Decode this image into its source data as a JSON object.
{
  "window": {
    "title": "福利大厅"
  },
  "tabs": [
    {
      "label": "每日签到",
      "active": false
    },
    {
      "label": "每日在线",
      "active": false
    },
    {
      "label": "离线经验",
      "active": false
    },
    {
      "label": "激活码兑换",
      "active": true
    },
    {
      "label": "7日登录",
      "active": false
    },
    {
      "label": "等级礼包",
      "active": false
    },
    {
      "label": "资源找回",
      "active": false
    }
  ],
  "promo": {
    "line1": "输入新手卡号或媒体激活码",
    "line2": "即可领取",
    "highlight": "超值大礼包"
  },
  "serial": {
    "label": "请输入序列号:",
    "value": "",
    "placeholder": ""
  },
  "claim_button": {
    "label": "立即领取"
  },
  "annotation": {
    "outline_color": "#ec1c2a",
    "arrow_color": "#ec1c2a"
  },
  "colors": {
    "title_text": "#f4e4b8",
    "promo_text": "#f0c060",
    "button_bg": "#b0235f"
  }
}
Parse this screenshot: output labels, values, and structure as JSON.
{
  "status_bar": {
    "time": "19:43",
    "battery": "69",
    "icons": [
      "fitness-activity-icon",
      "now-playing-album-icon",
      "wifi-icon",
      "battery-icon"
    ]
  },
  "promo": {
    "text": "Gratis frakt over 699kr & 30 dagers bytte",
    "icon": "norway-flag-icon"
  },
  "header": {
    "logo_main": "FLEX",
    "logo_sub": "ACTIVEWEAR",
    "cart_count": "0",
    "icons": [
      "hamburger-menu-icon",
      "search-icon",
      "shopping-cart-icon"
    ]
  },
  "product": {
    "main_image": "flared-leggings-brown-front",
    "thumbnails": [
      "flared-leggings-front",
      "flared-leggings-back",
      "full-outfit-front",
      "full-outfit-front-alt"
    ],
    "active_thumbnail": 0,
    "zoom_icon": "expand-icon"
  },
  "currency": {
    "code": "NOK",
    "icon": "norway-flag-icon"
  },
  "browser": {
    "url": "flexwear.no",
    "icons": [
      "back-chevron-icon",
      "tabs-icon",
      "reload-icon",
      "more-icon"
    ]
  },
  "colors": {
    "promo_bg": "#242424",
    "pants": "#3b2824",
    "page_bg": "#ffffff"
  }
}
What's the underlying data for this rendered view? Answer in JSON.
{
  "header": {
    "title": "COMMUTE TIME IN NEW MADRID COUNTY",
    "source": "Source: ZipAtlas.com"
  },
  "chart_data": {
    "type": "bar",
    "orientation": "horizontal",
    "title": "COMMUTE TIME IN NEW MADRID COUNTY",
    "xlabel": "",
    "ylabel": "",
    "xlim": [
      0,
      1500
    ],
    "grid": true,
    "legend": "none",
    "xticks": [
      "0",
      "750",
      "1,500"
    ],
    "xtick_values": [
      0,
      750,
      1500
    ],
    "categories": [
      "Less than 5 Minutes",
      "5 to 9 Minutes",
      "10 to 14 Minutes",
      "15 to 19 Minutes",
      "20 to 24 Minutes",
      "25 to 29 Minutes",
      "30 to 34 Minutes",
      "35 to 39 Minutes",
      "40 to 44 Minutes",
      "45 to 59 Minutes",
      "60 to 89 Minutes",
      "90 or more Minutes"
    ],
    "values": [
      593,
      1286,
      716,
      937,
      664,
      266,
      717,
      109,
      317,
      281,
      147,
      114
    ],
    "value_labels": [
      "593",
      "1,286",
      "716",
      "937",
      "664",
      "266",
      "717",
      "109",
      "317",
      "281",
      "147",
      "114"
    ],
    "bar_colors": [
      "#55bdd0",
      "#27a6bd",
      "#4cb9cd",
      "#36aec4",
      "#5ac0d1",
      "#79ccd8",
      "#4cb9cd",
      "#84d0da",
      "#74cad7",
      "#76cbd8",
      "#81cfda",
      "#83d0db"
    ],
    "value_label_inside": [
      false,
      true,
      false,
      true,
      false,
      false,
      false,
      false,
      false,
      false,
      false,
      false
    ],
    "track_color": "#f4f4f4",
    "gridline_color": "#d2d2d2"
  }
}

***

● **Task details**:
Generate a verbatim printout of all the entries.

● **Task solution**:
Decode this image into its source data as a JSON object.
{
  "window": {
    "title": "福利大厅"
  },
  "tabs": [
    {
      "label": "每日签到",
      "active": false
    },
    {
      "label": "每日在线",
      "active": false
    },
    {
      "label": "离线经验",
      "active": false
    },
    {
      "label": "激活码兑换",
      "active": true
    },
    {
      "label": "7日登录",
      "active": false
    },
    {
      "label": "等级礼包",
      "active": false
    },
    {
      "label": "资源找回",
      "active": false
    }
  ],
  "promo": {
    "line1": "输入新手卡号或媒体激活码",
    "line2": "即可领取",
    "highlight": "超值大礼包"
  },
  "serial": {
    "label": "请输入序列号:",
    "value": "",
    "placeholder": ""
  },
  "claim_button": {
    "label": "立即领取"
  },
  "annotation": {
    "outline_color": "#ec1c2a",
    "arrow_color": "#ec1c2a"
  },
  "colors": {
    "title_text": "#f4e4b8",
    "promo_text": "#f0c060",
    "button_bg": "#b0235f"
  }
}
Parse this screenshot: output labels, values, and structure as JSON.
{
  "status_bar": {
    "time": "19:43",
    "battery": "69",
    "icons": [
      "fitness-activity-icon",
      "now-playing-album-icon",
      "wifi-icon",
      "battery-icon"
    ]
  },
  "promo": {
    "text": "Gratis frakt over 699kr & 30 dagers bytte",
    "icon": "norway-flag-icon"
  },
  "header": {
    "logo_main": "FLEX",
    "logo_sub": "ACTIVEWEAR",
    "cart_count": "0",
    "icons": [
      "hamburger-menu-icon",
      "search-icon",
      "shopping-cart-icon"
    ]
  },
  "product": {
    "main_image": "flared-leggings-brown-front",
    "thumbnails": [
      "flared-leggings-front",
      "flared-leggings-back",
      "full-outfit-front",
      "full-outfit-front-alt"
    ],
    "active_thumbnail": 0,
    "zoom_icon": "expand-icon"
  },
  "currency": {
    "code": "NOK",
    "icon": "norway-flag-icon"
  },
  "browser": {
    "url": "flexwear.no",
    "icons": [
      "back-chevron-icon",
      "tabs-icon",
      "reload-icon",
      "more-icon"
    ]
  },
  "colors": {
    "promo_bg": "#242424",
    "pants": "#3b2824",
    "page_bg": "#ffffff"
  }
}
What's the underlying data for this rendered view? Answer in JSON.
{
  "header": {
    "title": "COMMUTE TIME IN NEW MADRID COUNTY",
    "source": "Source: ZipAtlas.com"
  },
  "chart_data": {
    "type": "bar",
    "orientation": "horizontal",
    "title": "COMMUTE TIME IN NEW MADRID COUNTY",
    "xlabel": "",
    "ylabel": "",
    "xlim": [
      0,
      1500
    ],
    "grid": true,
    "legend": "none",
    "xticks": [
      "0",
      "750",
      "1,500"
    ],
    "xtick_values": [
      0,
      750,
      1500
    ],
    "categories": [
      "Less than 5 Minutes",
      "5 to 9 Minutes",
      "10 to 14 Minutes",
      "15 to 19 Minutes",
      "20 to 24 Minutes",
      "25 to 29 Minutes",
      "30 to 34 Minutes",
      "35 to 39 Minutes",
      "40 to 44 Minutes",
      "45 to 59 Minutes",
      "60 to 89 Minutes",
      "90 or more Minutes"
    ],
    "values": [
      593,
      1286,
      716,
      937,
      664,
      266,
      717,
      109,
      317,
      281,
      147,
      114
    ],
    "value_labels": [
      "593",
      "1,286",
      "716",
      "937",
      "664",
      "266",
      "717",
      "109",
      "317",
      "281",
      "147",
      "114"
    ],
    "bar_colors": [
      "#55bdd0",
      "#27a6bd",
      "#4cb9cd",
      "#36aec4",
      "#5ac0d1",
      "#79ccd8",
      "#4cb9cd",
      "#84d0da",
      "#74cad7",
      "#76cbd8",
      "#81cfda",
      "#83d0db"
    ],
    "value_label_inside": [
      false,
      true,
      false,
      true,
      false,
      false,
      false,
      false,
      false,
      false,
      false,
      false
    ],
    "track_color": "#f4f4f4",
    "gridline_color": "#d2d2d2"
  }
}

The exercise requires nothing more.